The Patriots had a clear mission statement from the outset of the offseason that was echoed publicly by inside linebackers coach Jerod Mayo in February: get faster, everywhere.
After they were run off the field by the Bills on wildcard weekend, Mayo made a statement that was music to Patriots fans’ ears, “we’re going to look to get faster, more explosive, and put more playmakers on the field,” Mayo said about New England’s goals defensively this offseason.
Speaking for the first time since Bill Belichick tabbed him as the organization’s new Director of Player Personnel, Matt Groh nodded his head in agreement with Mayo’s sentiment.
“Without a doubt. We are looking to get faster everywhere,” Groh told CLNS Media on Friday. “It’s not just defense. It’s offense. It’s special teams. It’s not just linebacker. I think there are multiple ways to do that.”
Groh mentioned that one way the Patriots are improving their team speed defensively is by using players traditionally thought of as safeties as pseudo-linebackers.
“There’s going to be different players all across the league who are considered linebackers, whether they’re converting from a different position in college, safety to linebacker, and that’s certainly one way to get speed on the field is just using these guys differently,” Groh said.
“The caliber of athlete you can get from the size and speed these days, you can put these guys all over the place, and that’s certainly one way to increase the overall speed of the defense.”
Along those lines, New England already rostered hybrid safeties Kyle Dugger and Adrian Phillips, two players with significant roles closer to the line of scrimmage and in the box.
Joining Dugger and Phillips is free-agent addition Jabrill Peppers. Peppers has a similar skillset and logged most of his snaps as a slot defender for Joe Judge’s Giants last season.
Bill Belichick has been at the forefront of the hybrid safety movement in the NFL over the last decade, starting with the emergence of former Patriot great Patrick Chung.
However, the league’s transition to prioritizing speed rather than size at linebacker is one area where the Patriots have seemingly fallen behind.
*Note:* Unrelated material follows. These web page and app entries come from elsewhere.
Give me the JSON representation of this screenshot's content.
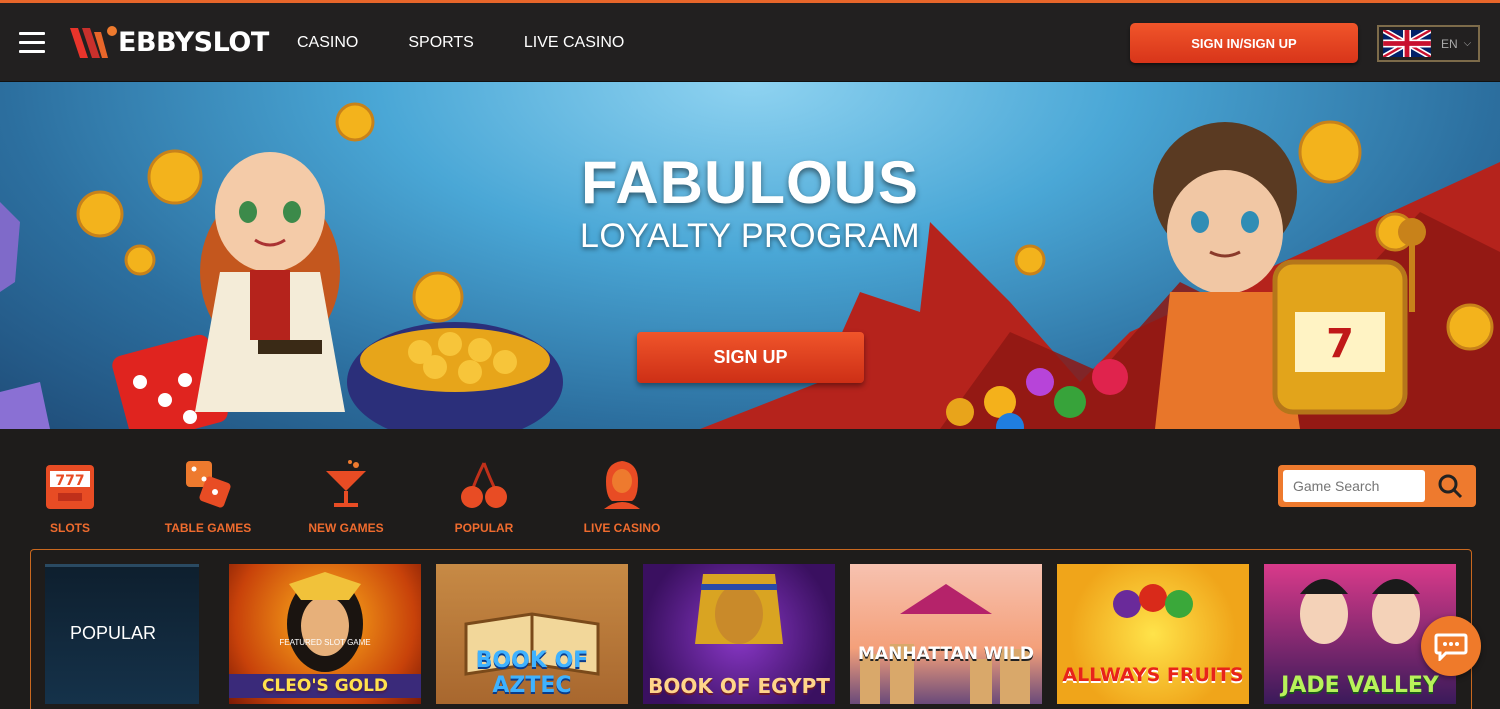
{
  "header": {
    "logo_text": "EBBYSLOT",
    "nav": [
      "CASINO",
      "SPORTS",
      "LIVE CASINO"
    ],
    "signin_label": "SIGN IN/SIGN UP",
    "lang_code": "EN",
    "accent": "#e8662a"
  },
  "hero": {
    "title": "FABULOUS",
    "subtitle": "LOYALTY PROGRAM",
    "button_label": "SIGN UP"
  },
  "categories": [
    {
      "label": "SLOTS",
      "icon": "slot-machine-icon"
    },
    {
      "label": "TABLE GAMES",
      "icon": "dice-icon"
    },
    {
      "label": "NEW GAMES",
      "icon": "cocktail-icon"
    },
    {
      "label": "POPULAR",
      "icon": "cherries-icon"
    },
    {
      "label": "LIVE CASINO",
      "icon": "dealer-icon"
    }
  ],
  "search": {
    "placeholder": "Game Search"
  },
  "games": {
    "section_label": "POPULAR",
    "tiles": [
      {
        "name": "CLEO'S GOLD",
        "tag": "FEATURED SLOT GAME"
      },
      {
        "name": "BOOK OF AZTEC"
      },
      {
        "name": "BOOK OF EGYPT"
      },
      {
        "name": "MANHATTAN WILD"
      },
      {
        "name": "ALLWAYS FRUITS"
      },
      {
        "name": "JADE VALLEY"
      }
    ]
  }
}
While the rest of the NFL is moving towards smaller linebackers in the 225-240-pound range, New England rosters thumping linebackers such as Ja’Whaun Bentley, who is listed at 255 pounds on the team website.
To that end, Groh acknowledged that the college football pipeline is making it harder to find the old-school Patriots-style linebackers we are accustomed to seeing in New England.
“The game has changed from 20, 30, 40 years ago, and that player has also changed. There are not as many of those big linebackers. They don’t exist. Colleges want them smaller because they have to be able to adapt to the college game. You can’t just create those guys out of thin air, so it’s what the college game provides us,” Groh explained.
The need to forgo size for speed and athleticism could impact the Patriots’ draft plans right away.
For example, first-rounders Devin Lloyd (237 pounds) and Nakobe Dean (226 pounds) are impact playmakers who wouldn’t usually meet New England’s size thresholds at the position.
Although there are bigger linebackers on day two, such as Wisconsin’s Leo Chanel, the Patriots are understandably trying to keep up with the times all over the roster.
Hearing Groh and Mayo make those statements over the last few months is a breath of fresh air, but we’ll see if the team practices what they preach in two weeks at the NFL Draft.